**App and web page records:**
>>

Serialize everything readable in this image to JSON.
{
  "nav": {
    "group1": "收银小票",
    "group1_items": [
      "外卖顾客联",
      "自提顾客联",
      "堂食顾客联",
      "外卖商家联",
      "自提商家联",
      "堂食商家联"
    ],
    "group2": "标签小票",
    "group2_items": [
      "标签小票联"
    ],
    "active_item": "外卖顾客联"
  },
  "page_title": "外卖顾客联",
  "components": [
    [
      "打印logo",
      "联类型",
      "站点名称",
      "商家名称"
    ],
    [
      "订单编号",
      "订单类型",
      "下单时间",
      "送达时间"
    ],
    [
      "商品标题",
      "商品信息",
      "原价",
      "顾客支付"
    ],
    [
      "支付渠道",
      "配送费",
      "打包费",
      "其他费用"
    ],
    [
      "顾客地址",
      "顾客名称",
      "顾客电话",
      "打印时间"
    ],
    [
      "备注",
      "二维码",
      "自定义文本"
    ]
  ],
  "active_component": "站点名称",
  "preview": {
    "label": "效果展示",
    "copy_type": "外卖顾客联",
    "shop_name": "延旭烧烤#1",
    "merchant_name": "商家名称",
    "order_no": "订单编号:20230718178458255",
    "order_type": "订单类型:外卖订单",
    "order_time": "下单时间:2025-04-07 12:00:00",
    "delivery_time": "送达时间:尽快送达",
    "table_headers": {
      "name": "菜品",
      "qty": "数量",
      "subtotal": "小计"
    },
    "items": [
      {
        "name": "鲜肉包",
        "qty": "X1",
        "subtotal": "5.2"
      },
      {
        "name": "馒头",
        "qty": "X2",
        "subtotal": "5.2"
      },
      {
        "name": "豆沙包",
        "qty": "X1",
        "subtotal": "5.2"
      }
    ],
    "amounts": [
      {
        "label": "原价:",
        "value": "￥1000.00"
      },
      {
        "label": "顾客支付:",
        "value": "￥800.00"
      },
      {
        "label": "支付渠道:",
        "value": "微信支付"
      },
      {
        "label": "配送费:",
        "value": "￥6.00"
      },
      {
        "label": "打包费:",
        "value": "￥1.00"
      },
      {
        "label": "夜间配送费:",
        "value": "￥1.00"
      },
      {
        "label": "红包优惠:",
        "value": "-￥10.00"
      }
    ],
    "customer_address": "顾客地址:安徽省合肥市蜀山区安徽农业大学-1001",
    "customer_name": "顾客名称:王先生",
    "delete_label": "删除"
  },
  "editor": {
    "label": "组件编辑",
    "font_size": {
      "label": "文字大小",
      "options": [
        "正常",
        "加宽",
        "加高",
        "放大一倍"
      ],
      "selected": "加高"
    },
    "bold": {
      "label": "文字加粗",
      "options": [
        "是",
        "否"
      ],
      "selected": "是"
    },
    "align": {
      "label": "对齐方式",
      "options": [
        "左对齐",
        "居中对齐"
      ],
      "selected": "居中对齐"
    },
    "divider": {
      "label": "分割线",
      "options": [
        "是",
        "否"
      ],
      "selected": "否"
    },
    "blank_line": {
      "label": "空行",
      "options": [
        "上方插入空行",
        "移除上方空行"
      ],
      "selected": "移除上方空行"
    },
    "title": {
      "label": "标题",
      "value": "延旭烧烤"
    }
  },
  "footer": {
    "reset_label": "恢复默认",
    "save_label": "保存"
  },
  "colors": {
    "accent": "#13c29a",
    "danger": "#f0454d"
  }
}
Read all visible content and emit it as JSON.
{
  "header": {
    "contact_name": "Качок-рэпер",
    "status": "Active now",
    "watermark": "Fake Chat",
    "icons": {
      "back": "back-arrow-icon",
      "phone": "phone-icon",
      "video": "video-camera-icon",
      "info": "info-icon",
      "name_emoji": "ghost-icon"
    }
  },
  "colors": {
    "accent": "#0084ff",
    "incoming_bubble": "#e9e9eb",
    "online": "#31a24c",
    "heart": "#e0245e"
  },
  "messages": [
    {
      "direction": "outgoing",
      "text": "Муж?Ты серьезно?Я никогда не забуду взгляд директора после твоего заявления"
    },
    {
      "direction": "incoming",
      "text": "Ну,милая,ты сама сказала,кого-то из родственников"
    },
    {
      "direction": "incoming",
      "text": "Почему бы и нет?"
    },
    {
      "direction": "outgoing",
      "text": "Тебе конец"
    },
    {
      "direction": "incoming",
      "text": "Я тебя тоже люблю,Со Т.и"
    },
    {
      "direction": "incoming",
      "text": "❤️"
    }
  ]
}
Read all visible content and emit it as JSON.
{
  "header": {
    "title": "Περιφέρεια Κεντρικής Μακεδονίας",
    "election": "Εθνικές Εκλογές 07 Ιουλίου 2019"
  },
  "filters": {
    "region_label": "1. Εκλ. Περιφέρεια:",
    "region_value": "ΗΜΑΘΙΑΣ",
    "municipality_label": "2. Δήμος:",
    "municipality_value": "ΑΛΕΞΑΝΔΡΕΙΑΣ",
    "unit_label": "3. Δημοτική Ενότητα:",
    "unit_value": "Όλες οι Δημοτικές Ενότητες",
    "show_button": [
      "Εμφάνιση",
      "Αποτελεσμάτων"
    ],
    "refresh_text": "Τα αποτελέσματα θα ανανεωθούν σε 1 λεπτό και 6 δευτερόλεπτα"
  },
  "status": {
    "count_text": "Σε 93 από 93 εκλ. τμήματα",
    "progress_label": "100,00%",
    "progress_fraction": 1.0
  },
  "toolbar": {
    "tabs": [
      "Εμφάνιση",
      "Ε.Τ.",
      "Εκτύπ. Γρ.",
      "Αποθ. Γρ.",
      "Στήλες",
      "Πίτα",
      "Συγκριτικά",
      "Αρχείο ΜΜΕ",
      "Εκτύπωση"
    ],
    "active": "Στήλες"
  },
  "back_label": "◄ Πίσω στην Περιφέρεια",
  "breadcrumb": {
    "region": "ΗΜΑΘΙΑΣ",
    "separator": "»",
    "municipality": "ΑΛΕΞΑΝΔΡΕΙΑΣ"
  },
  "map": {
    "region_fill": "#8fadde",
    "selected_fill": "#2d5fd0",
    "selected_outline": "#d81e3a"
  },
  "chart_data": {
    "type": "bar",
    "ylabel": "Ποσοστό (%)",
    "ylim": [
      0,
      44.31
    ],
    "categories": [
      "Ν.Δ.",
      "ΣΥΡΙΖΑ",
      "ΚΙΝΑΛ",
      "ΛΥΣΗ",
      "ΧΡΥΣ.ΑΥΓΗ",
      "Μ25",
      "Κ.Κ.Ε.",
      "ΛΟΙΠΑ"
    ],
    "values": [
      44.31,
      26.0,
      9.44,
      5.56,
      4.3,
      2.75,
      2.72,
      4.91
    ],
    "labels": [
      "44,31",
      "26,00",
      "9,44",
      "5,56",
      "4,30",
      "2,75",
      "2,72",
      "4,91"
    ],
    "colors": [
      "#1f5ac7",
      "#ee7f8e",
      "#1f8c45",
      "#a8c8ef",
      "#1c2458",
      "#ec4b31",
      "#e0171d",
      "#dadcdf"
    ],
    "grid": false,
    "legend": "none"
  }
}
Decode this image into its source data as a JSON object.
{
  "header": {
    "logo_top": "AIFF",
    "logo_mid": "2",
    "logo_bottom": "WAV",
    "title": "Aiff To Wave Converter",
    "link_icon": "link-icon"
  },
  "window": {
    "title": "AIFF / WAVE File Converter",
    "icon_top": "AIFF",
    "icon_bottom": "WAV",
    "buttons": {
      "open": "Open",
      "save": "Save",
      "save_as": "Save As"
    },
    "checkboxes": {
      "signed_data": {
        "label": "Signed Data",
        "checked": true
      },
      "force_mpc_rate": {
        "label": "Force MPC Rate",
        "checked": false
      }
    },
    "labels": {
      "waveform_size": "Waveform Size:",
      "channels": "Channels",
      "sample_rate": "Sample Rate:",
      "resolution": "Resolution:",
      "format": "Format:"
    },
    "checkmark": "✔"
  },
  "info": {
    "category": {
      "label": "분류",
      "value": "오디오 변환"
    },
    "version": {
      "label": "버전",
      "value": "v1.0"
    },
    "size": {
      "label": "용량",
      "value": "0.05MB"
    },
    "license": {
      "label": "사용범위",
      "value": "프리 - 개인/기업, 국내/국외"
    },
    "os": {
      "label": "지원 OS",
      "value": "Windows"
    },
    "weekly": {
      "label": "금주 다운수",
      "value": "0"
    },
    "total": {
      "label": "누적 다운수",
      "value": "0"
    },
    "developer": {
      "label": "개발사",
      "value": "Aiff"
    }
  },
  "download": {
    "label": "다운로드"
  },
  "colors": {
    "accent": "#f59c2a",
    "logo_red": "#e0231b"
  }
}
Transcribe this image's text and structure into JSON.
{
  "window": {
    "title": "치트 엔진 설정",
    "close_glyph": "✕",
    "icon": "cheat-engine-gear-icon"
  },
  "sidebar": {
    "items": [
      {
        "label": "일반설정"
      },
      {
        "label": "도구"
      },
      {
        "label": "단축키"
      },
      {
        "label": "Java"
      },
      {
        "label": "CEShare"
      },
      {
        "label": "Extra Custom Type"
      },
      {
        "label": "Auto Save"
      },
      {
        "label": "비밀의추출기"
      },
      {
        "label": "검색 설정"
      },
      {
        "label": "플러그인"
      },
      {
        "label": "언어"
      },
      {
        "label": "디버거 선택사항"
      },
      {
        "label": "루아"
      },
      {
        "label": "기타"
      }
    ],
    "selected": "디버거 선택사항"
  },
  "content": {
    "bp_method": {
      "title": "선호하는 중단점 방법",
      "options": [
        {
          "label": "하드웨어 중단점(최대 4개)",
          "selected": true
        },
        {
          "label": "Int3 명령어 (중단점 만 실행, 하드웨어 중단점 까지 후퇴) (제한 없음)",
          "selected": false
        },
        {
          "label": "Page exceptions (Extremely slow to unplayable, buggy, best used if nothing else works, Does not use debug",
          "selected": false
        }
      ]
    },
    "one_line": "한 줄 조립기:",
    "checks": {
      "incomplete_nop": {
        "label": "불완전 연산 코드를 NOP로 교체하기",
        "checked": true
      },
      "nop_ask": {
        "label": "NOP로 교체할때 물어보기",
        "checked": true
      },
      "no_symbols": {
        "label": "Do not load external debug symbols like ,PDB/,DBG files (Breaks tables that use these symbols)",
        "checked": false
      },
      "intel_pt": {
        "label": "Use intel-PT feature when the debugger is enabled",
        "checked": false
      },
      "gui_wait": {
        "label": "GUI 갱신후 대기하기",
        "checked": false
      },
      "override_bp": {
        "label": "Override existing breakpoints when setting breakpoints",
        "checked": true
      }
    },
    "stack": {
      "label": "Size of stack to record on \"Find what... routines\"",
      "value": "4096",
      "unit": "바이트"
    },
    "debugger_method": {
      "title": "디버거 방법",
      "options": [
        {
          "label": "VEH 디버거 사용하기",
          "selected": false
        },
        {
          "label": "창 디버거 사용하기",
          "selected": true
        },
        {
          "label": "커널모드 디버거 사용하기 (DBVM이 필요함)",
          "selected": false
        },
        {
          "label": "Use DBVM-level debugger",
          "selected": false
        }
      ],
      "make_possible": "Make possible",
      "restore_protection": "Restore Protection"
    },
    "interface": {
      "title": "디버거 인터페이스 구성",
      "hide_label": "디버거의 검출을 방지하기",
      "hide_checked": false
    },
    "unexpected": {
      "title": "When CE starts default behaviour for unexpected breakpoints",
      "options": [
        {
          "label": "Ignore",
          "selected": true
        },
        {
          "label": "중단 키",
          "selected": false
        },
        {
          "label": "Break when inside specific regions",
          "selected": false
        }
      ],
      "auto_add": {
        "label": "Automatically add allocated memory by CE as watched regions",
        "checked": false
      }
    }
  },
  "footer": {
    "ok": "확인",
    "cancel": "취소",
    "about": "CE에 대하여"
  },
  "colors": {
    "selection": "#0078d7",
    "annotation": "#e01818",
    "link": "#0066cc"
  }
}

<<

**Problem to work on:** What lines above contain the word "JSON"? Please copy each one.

**Reply:**
Serialize everything readable in this image to JSON.
Read all visible content and emit it as JSON.
Read all visible content and emit it as JSON.
Decode this image into its source data as a JSON object.
Transcribe this image's text and structure into JSON.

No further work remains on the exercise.